That London is in the midst of a housing affordability crisis is news to no one, least of all the millions of renters in the capital struggling to meet their monthly payments.
The average price of a house in London is £600,000: around 15 times the average salary and more than double average prices anywhere outside the south-east of England. In London, 35 per cent of people now spend more than half of their salary on rent.
It’s a problem everyone acknowledges but one that successive administrations — Labour and Conservative — have roundly failed to address.
Even the definition is problematic, making the battle for affordable housing, in the words of co-founder of Architects for Social Housing Simon Elmer, “a complete red herring”.
Affordable housing, by definition, includes up to 80% market rates, arguably hardly affordable to most people. In her book Big Capital, Anna Minton describes the term as “Orwellian”. Indeed, a two-bedroom flat in Wood Wharf in Tower Hamlets was on the market last month for £1989 a month — meaning £1591 per month would be deemed affordable. Compare this to average social rent for a two bedroom property in London at £427 per month and it’s clear that so-called “affordable” housing won’t serve the people that need it most.
Campaigners say the affordability crisis is caused by developers and landowners, who for the last decade have been swindling areas out of affordable housing by using the “viability” process — looking at whether the profit generated by a development is higher enough than the cost of developing it.
The documents showing how these “viability assessments” are carried out are kept confidential and out of reach from public scrutiny, but have resulted in the loss of thousands of homes that would otherwise have been built in accordance with London boroughs’ Local Plans.
Recently, however, the conversation seems to be changing on both a national and local level.
Last month, Theresa May and housing minister Sajid Javid directly targeted developers who dodge affordability commitments in the government’s most forthright comments on the matter yet. May accepted that young people are “right to be angry” that successive governments had “failed to build enough of the right homes in the right places”.
In August, Sadiq Khan’s Homes for Londoners initiative published guidance promoting transparency around viability and increased affordable housing in new developments. And this month, government guidance has proposed restricted use of viability testing to developments which do not comply with local authorities’ affordable housing targets.
Bristol and Croydon have become the latest councils to commit to publishing viability assessments, joining a small but growing band of local authorities to follow the example set by Islington in 2015.
The shifts come after growing pressure from campaign groups who oppose developments that don’t meet affordable housing targets, and there some signs they are making progress. One case in Tower Hamlets has seen the deferral of the planning application for the redevelopment of Chrisp Street Market amid opposition from the Save Chrisp Street Market campaign.
But concerns remain that deferrals of planning applications and promises to publish viability assessments are a political move by councils in anticipation of local elections coming up.
Ammar Hasanie, a key member of the campaign who runs a business in Chrisp Street Market, is careful not to celebrate just yet: “We’re glad the council deferred the planning decision but we know that it’s just because the elections are coming up. The councillors feel they have to side with us now because there’s been such strong opposition, but once they’re reelected they’ll probably side with the developers again.”

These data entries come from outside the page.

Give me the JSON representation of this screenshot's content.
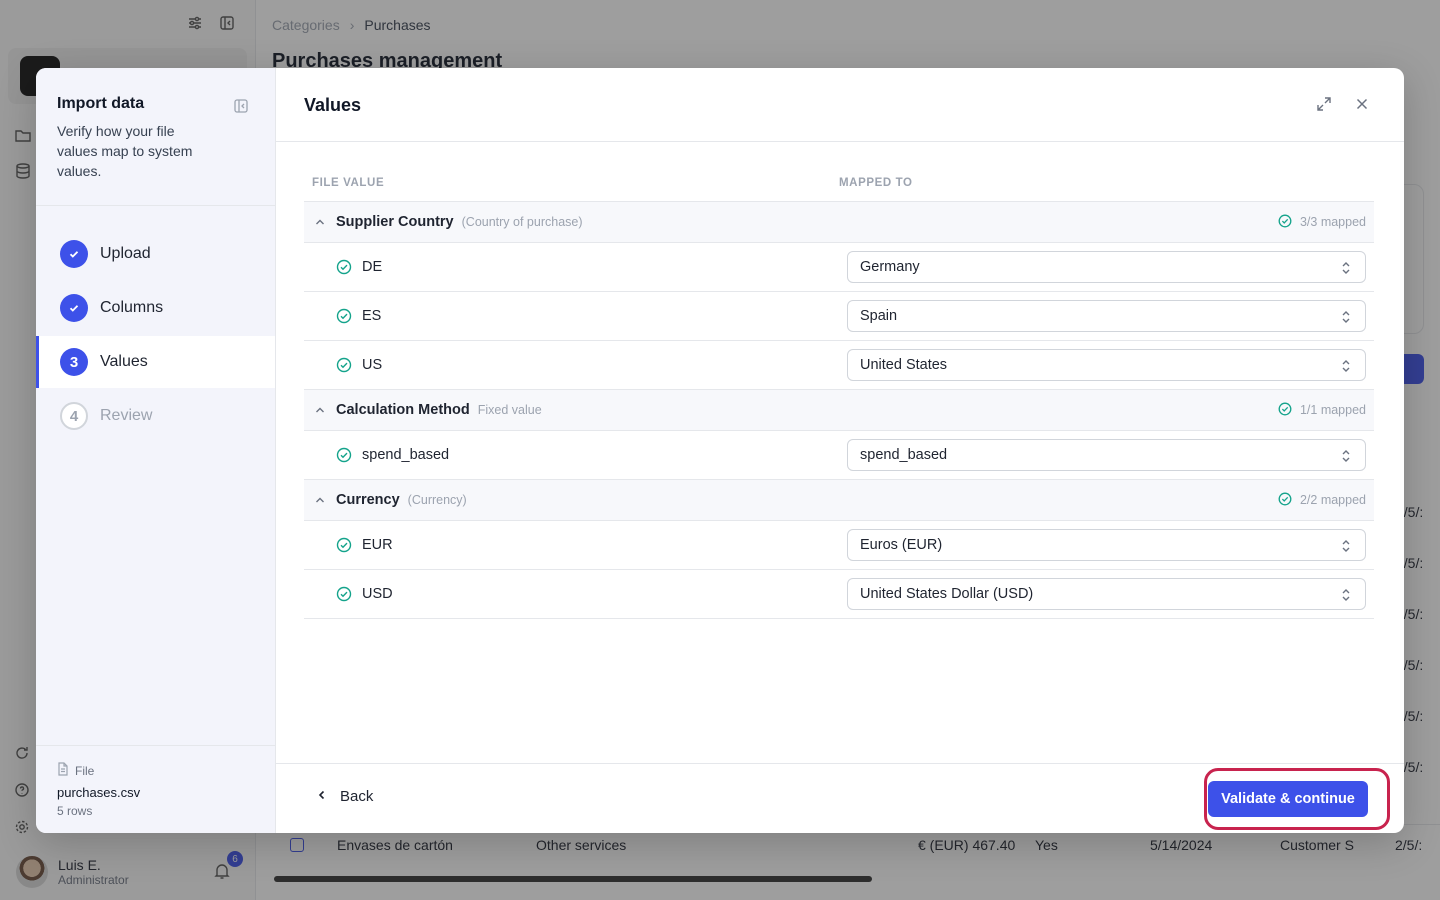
{
  "app": {
    "breadcrumb": [
      "Categories",
      "Purchases"
    ],
    "page_title": "Purchases management",
    "user": {
      "name": "Luis E.",
      "role": "Administrator",
      "notifications": "6"
    },
    "bg_row": {
      "name": "Envases de cartón",
      "category": "Other services",
      "amount": "€ (EUR) 467.40",
      "flag": "Yes",
      "date": "5/14/2024",
      "owner": "Customer S",
      "created": "2/5/:"
    },
    "bg_dates": [
      "2/5/:",
      "2/5/:",
      "2/5/:",
      "2/5/:",
      "2/5/:",
      "2/5/:"
    ]
  },
  "wizard": {
    "title": "Import data",
    "description": "Verify how your file values map to system values.",
    "steps": [
      {
        "num": "1",
        "label": "Upload",
        "state": "done"
      },
      {
        "num": "2",
        "label": "Columns",
        "state": "done"
      },
      {
        "num": "3",
        "label": "Values",
        "state": "current"
      },
      {
        "num": "4",
        "label": "Review",
        "state": "todo"
      }
    ],
    "file": {
      "label": "File",
      "name": "purchases.csv",
      "rows": "5 rows"
    }
  },
  "values": {
    "title": "Values",
    "columns": {
      "file_value": "FILE VALUE",
      "mapped_to": "MAPPED TO"
    },
    "groups": [
      {
        "name": "Supplier Country",
        "hint": "(Country of purchase)",
        "status": "3/3 mapped",
        "rows": [
          {
            "file": "DE",
            "mapped": "Germany"
          },
          {
            "file": "ES",
            "mapped": "Spain"
          },
          {
            "file": "US",
            "mapped": "United States"
          }
        ]
      },
      {
        "name": "Calculation Method",
        "hint": "Fixed value",
        "status": "1/1 mapped",
        "rows": [
          {
            "file": "spend_based",
            "mapped": "spend_based"
          }
        ]
      },
      {
        "name": "Currency",
        "hint": "(Currency)",
        "status": "2/2 mapped",
        "rows": [
          {
            "file": "EUR",
            "mapped": "Euros (EUR)"
          },
          {
            "file": "USD",
            "mapped": "United States Dollar (USD)"
          }
        ]
      }
    ],
    "back_label": "Back",
    "validate_label": "Validate & continue"
  },
  "colors": {
    "accent": "#3d51e9",
    "success": "#14a38b",
    "highlight": "#c8234e"
  }
}
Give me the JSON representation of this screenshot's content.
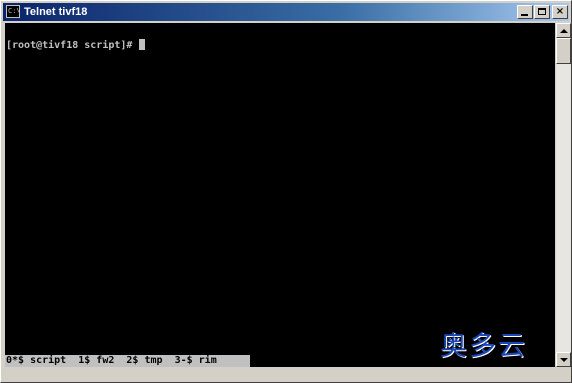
{
  "window": {
    "title": "Telnet tivf18",
    "icon_text": "C:\\",
    "controls": {
      "minimize": "minimize",
      "maximize": "maximize",
      "close": "×"
    }
  },
  "terminal": {
    "prompt": "[root@tivf18 script]# ",
    "status_line": "0*$ script  1$ fw2  2$ tmp  3-$ rim",
    "colors": {
      "background": "#000000",
      "foreground": "#c0c0c0",
      "status_bg": "#c0c0c0"
    }
  },
  "watermark": {
    "text": "奥多云",
    "color": "#1a47b8"
  }
}
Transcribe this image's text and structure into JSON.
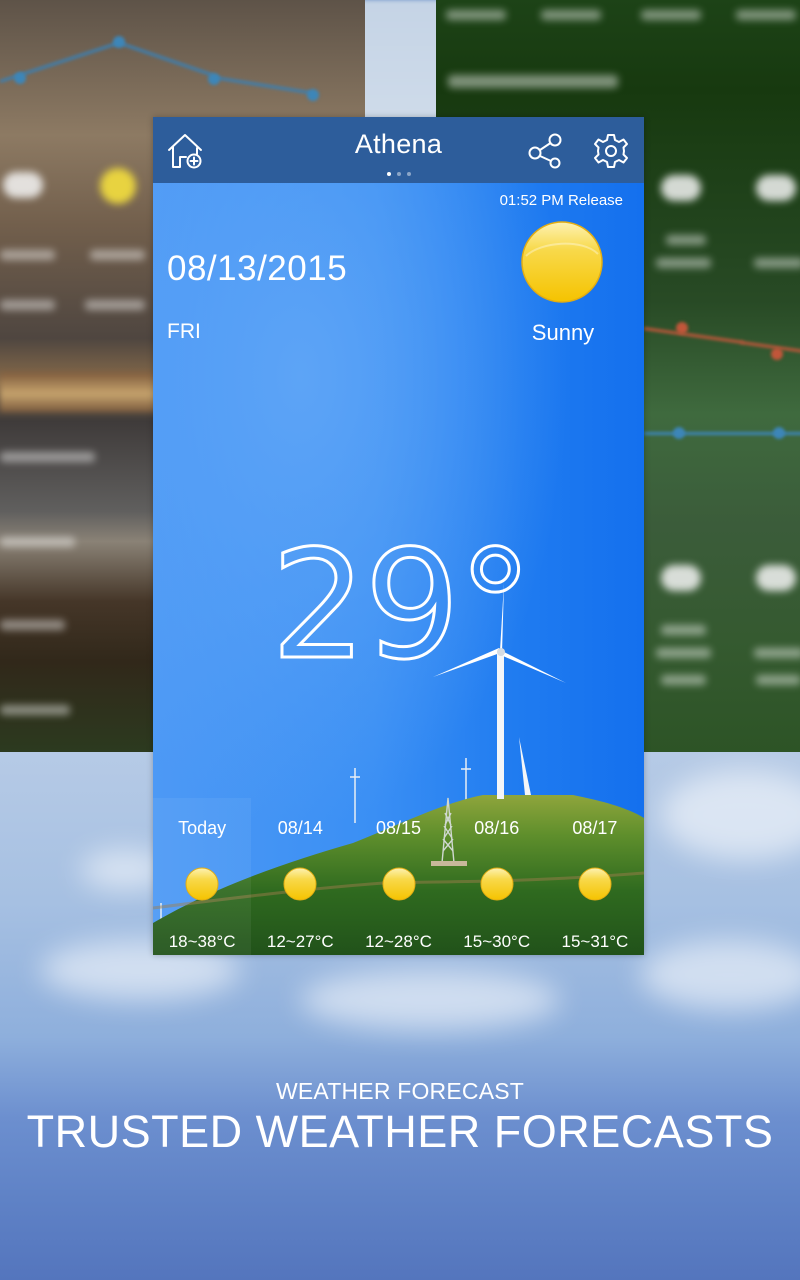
{
  "header": {
    "city": "Athena",
    "pager": {
      "pages": 3,
      "active_index": 0
    },
    "icons": {
      "left": "home-add-icon",
      "share": "share-icon",
      "settings": "gear-icon"
    }
  },
  "current": {
    "release_time": "01:52 PM Release",
    "date": "08/13/2015",
    "weekday": "FRI",
    "condition": "Sunny",
    "condition_icon": "sun-icon",
    "temperature": "29°"
  },
  "forecast": [
    {
      "day": "Today",
      "icon": "sun-icon",
      "range": "18~38°C"
    },
    {
      "day": "08/14",
      "icon": "sun-icon",
      "range": "12~27°C"
    },
    {
      "day": "08/15",
      "icon": "sun-icon",
      "range": "12~28°C"
    },
    {
      "day": "08/16",
      "icon": "sun-icon",
      "range": "15~30°C"
    },
    {
      "day": "08/17",
      "icon": "sun-icon",
      "range": "15~31°C"
    }
  ],
  "caption": {
    "subtitle": "WEATHER FORECAST",
    "title": "TRUSTED WEATHER FORECASTS"
  },
  "colors": {
    "topbar": "#2d5d9b",
    "sky": "#3a8ff4",
    "sun": "#f7cf1b",
    "text": "#ffffff"
  }
}
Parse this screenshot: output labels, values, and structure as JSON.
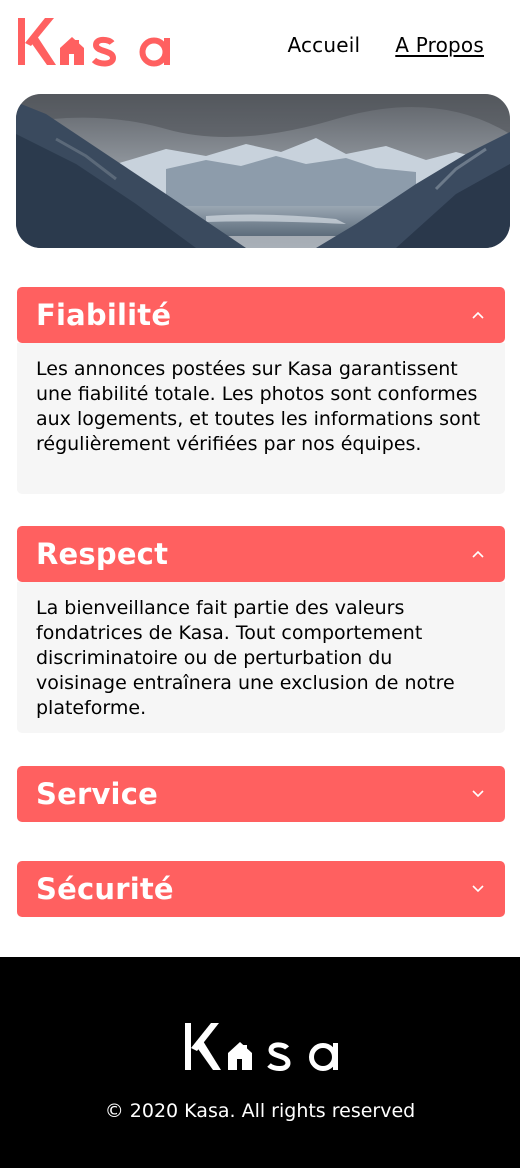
{
  "header": {
    "logo_text": "Kasa",
    "nav": [
      {
        "label": "Accueil",
        "active": false
      },
      {
        "label": "A Propos",
        "active": true
      }
    ]
  },
  "colors": {
    "brand": "#FF6060",
    "panel_background": "#F6F6F6",
    "footer_background": "#000000"
  },
  "sections": [
    {
      "title": "Fiabilité",
      "open": true,
      "icon": "chevron-up-icon",
      "body": "Les annonces postées sur Kasa garantissent une fiabilité totale. Les photos sont conformes aux logements, et toutes les informations sont régulièrement vérifiées par nos équipes."
    },
    {
      "title": "Respect",
      "open": true,
      "icon": "chevron-up-icon",
      "body": "La bienveillance fait partie des valeurs fondatrices de Kasa. Tout comportement discriminatoire ou de perturbation du voisinage entraînera une exclusion de notre plateforme."
    },
    {
      "title": "Service",
      "open": false,
      "icon": "chevron-down-icon"
    },
    {
      "title": "Sécurité",
      "open": false,
      "icon": "chevron-down-icon"
    }
  ],
  "footer": {
    "logo_text": "Kasa",
    "copyright": "© 2020 Kasa. All rights reserved"
  }
}
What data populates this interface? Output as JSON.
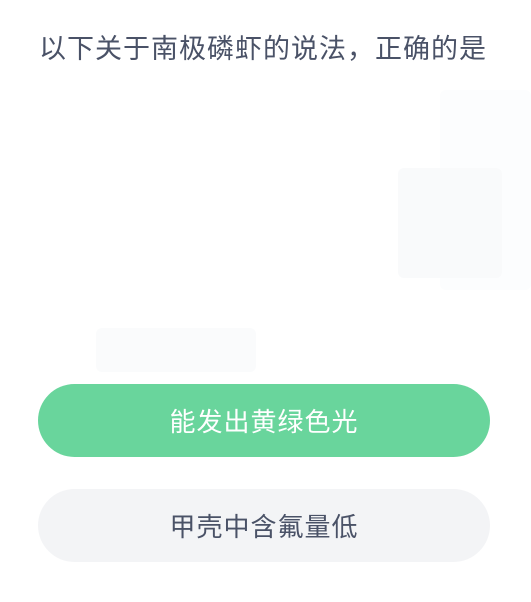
{
  "question": {
    "text": "以下关于南极磷虾的说法，正确的是"
  },
  "options": [
    {
      "label": "能发出黄绿色光",
      "color": "#69d59c"
    },
    {
      "label": "甲壳中含氟量低",
      "color": "#f3f4f6"
    }
  ],
  "colors": {
    "text": "#4a5267",
    "accent": "#69d59c",
    "option_bg": "#f3f4f6",
    "background": "#ffffff"
  }
}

The publication of viability assessments is an important step in the right direction in terms of democratising the planning process. But to many, this is a baseline-level requirement which would hardly represent the victory for housing transparency it’s been lauded as.
Glyn Robbins, a founding member of campaign group Defend Council Housing, says, “To have any credibility whatsoever, at the very, very least viability assessments must be fully exposed to public scrutiny. I should be able to go to any planning document in my borough where I pay my council tax and look at the figures that justify this shocking failure to meet housing need.”
Even when they do surface in the public domain, these dense, complex and often tedious documents — sometimes hundreds of pages long — arguably remain impenetrable to all but the most tenacious of campaigners. Simon Elmer, co-founder of Architects For Social Housing, says: “The capability of local residents being able to read through 500 page viability assessments can vary from area to area. There’s not always going to be residents who have the time.”
And with “affordable” housing unaffordable to most, Labour councils are suggesting further changes are necessary, proposing tying the definition of affordable to income rather than to the market. As Tower Hamlets housing officer Rachel Blake puts it: “It is completely absurd that we link affordability to markets. You could say anything is affordable if you give it a discount — it doesn’t put it within the grasp of ordinary people.”
For now, the Ministry of Housing, Communities and Local Government has published guidance on viability, in theory stopping developers using viability claims to lower affordable provision after the planning stage.
Pat MacAllister, professor of real estate and planning at the University of Reading, says it’s a strong statement which shows a greater understanding on the part of the government than in previous years: “At the moment, it looks like it represents a shift towards the land value being captured for the community by local planning authorities.”
Is this how it will be interpreted and implemented in practice? “We can be pretty sure that the landowners and the people connected with the landowners will try as hard as possible to fight it,” Pat says, “So we’ll see.”
This article is part of EastLondonLines’ Home Truths series, which looks at how Londoners are losing out on affordable housing. Click here for the full series.